  • Ainu Neno An Ainu – documentary by Laura Liverani, Neo Sora & Valý Þórsteinsdóttir exploring Ainu identity in contemporary Japan
  • I Quit, Being “Friends” – director Ayako Imamura turns the camera on herself and explores her sometimes complicated relationship with an autistic friend who struggles with communication.
  • Koshien: Japan’s Field Of Dreams – documentary following a high school baseball team as they battle through national championships
  • Me And The Cult Leader – sarin gas attack survivor Atsushi Sakahara takes a cult member on the road in search of understanding in an empathetic, self-directed doc. Review.
  • Sayonara TV – documentary marking the 60th anniversary of Tokai Television Broadcasting while contemplating the changing place of television in the contemporary media landscape.
  • SUMODO ~The Successors Of Samurai~ – documentary exploring the lives of sumo wrestlers.
  • The Witches Of The Orient – documentary focussing on the 1964 Olympic Gold medal-winning women’s volleyball team who inspired a host of manga and anime heroines.
  • A new feature documentary by Thomas Ash (details coming soon) world premiere

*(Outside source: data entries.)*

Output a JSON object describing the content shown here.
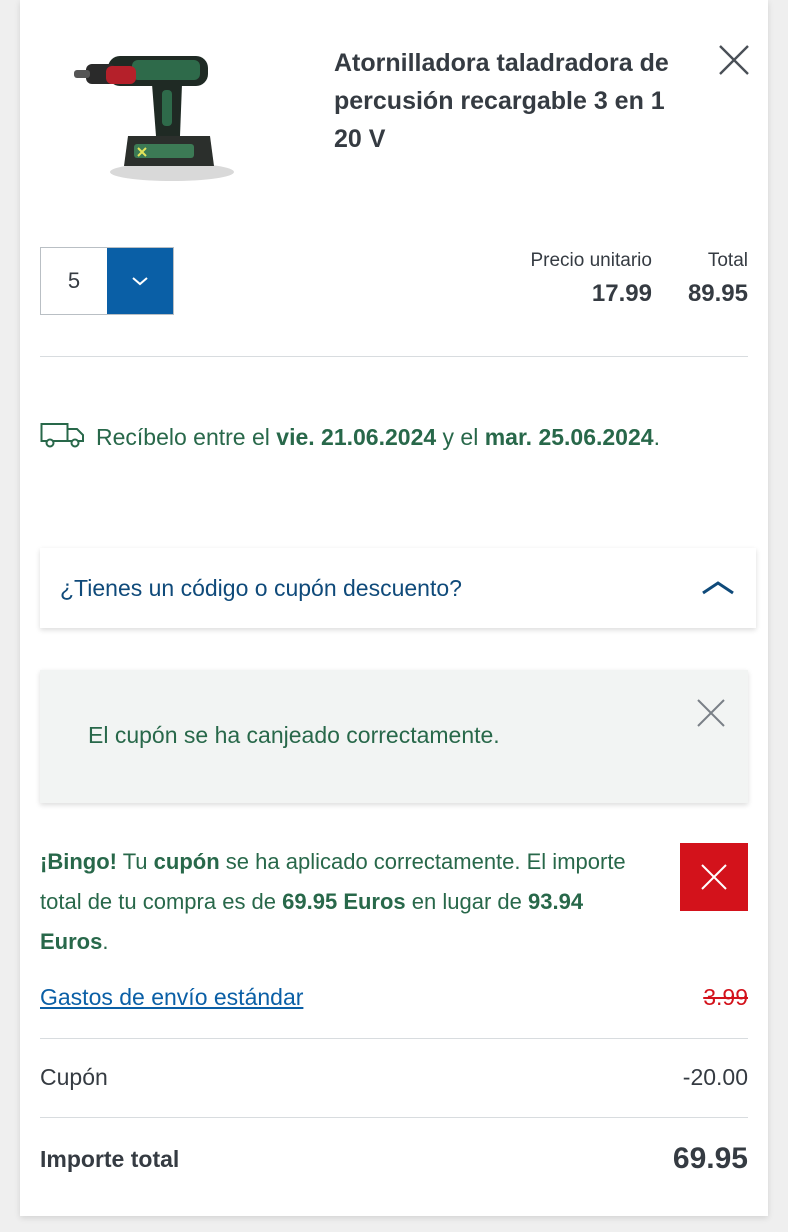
{
  "product": {
    "title": "Atornilladora taladradora de percusión recargable 3 en 1 20 V",
    "image_icon": "drill-product-image"
  },
  "quantity": {
    "value": "5"
  },
  "prices": {
    "unit_label": "Precio unitario",
    "unit_value": "17.99",
    "total_label": "Total",
    "total_value": "89.95"
  },
  "delivery": {
    "prefix": "Recíbelo entre el",
    "date_from": "vie. 21.06.2024",
    "middle": "y el",
    "date_to": "mar. 25.06.2024",
    "suffix": "."
  },
  "coupon_toggle": {
    "label": "¿Tienes un código o cupón descuento?"
  },
  "success_message": {
    "text": "El cupón se ha canjeado correctamente."
  },
  "bingo": {
    "bingo_word": "¡Bingo!",
    "part1": "Tu",
    "cupon_word": "cupón",
    "part2": "se ha aplicado correctamente. El importe total de tu compra es de",
    "new_amount": "69.95 Euros",
    "part3": "en lugar de",
    "old_amount": "93.94 Euros",
    "part4": "."
  },
  "summary": {
    "shipping_label": "Gastos de envío estándar",
    "shipping_value": "3.99",
    "coupon_label": "Cupón",
    "coupon_value": "-20.00",
    "total_label": "Importe total",
    "total_value": "69.95"
  },
  "colors": {
    "accent_blue": "#0a5fa6",
    "success_green": "#28684a",
    "danger_red": "#d3121b"
  }
}
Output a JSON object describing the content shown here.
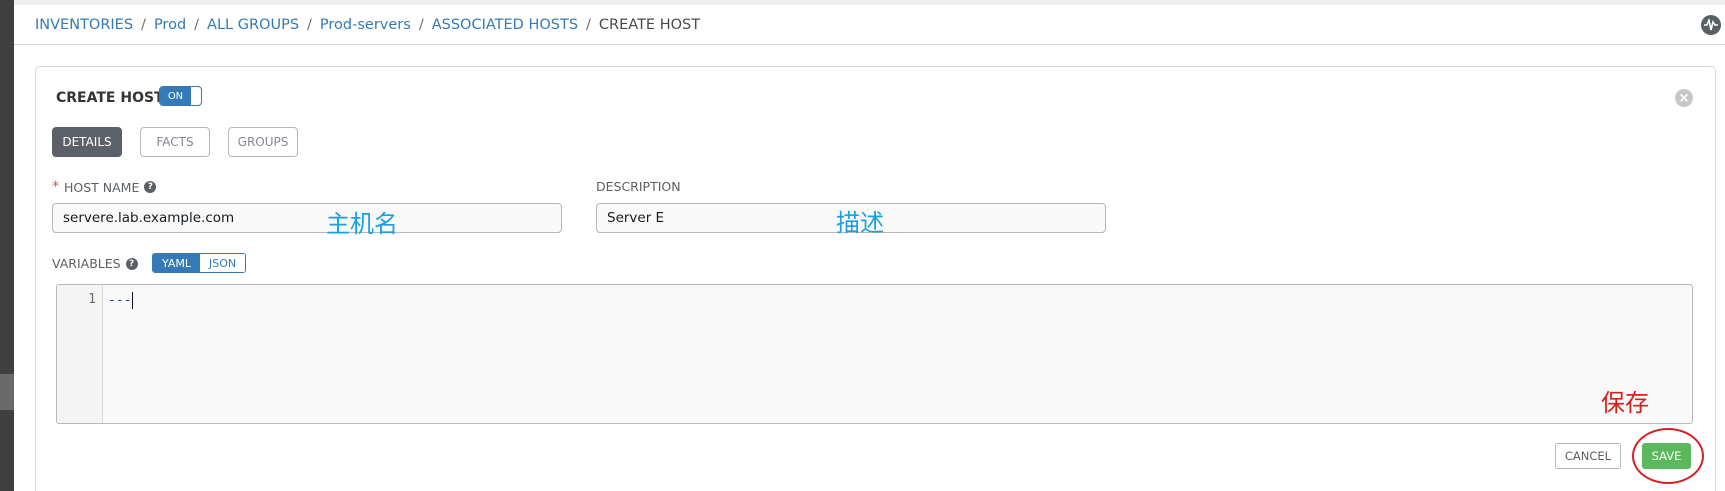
{
  "breadcrumb": {
    "items": [
      "INVENTORIES",
      "Prod",
      "ALL GROUPS",
      "Prod-servers",
      "ASSOCIATED HOSTS"
    ],
    "current": "CREATE HOST",
    "separator": "/"
  },
  "header": {
    "activity_icon": "activity-stream-icon"
  },
  "form": {
    "title": "CREATE HOST",
    "toggle_label": "ON",
    "close_icon": "×",
    "tabs": [
      {
        "label": "DETAILS",
        "active": true
      },
      {
        "label": "FACTS",
        "active": false
      },
      {
        "label": "GROUPS",
        "active": false
      }
    ],
    "host_name": {
      "required_mark": "*",
      "label": "HOST NAME",
      "value": "servere.lab.example.com"
    },
    "description": {
      "label": "DESCRIPTION",
      "value": "Server E"
    },
    "variables": {
      "label": "VARIABLES",
      "formats": [
        {
          "label": "YAML",
          "active": true
        },
        {
          "label": "JSON",
          "active": false
        }
      ],
      "line_number": "1",
      "content": "---"
    },
    "help_icon": "?",
    "cancel_label": "CANCEL",
    "save_label": "SAVE"
  },
  "annotations": {
    "host_name_note": "主机名",
    "description_note": "描述",
    "save_note": "保存"
  },
  "colors": {
    "link": "#337ab7",
    "active_tab": "#5c6069",
    "save": "#5cb85c",
    "annotation_blue": "#1aa0e0",
    "annotation_red": "#d42020"
  }
}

  • Lupin III: The First – 3DCG take on Monkey Punch’s iconic hero directed by Takashi Yamazaki. Original version with German subtitles only
  • ON-GAKU: Our Sound – deadpan slackers decide to start a band and discover unexpected sides to themselves in the joy of making music in Kenji Iwaisawa’s infinitely charming indie animation. Review.
  • Seven Days War – a group of idealistic teens holds the fort against duplicitous adult indifference in Yuta Murano’s openhearted anime adaptation of the cult novel. Review. Original version with German subtitles only
  • Sumikkogurashi: Good To Be In The Corner – cute animation starring the iconic San-X characters. original version with English subtitles / original version with German voice-over

The festival will also be hosting its usual series of lectures and special events via Zoom with the full program available from 22nd May via the official website where you’ll also be able to find ticketing and reservation links. This year’s online Nippon Connection runs 1st to 6th June via the festival’s dedicated streaming platform. To keep up with all the latest news you can also follow the festival on Facebook,  Twitter,  YouTubeFlickr, and Instagram.


Comments are closed.

%d bloggers like this: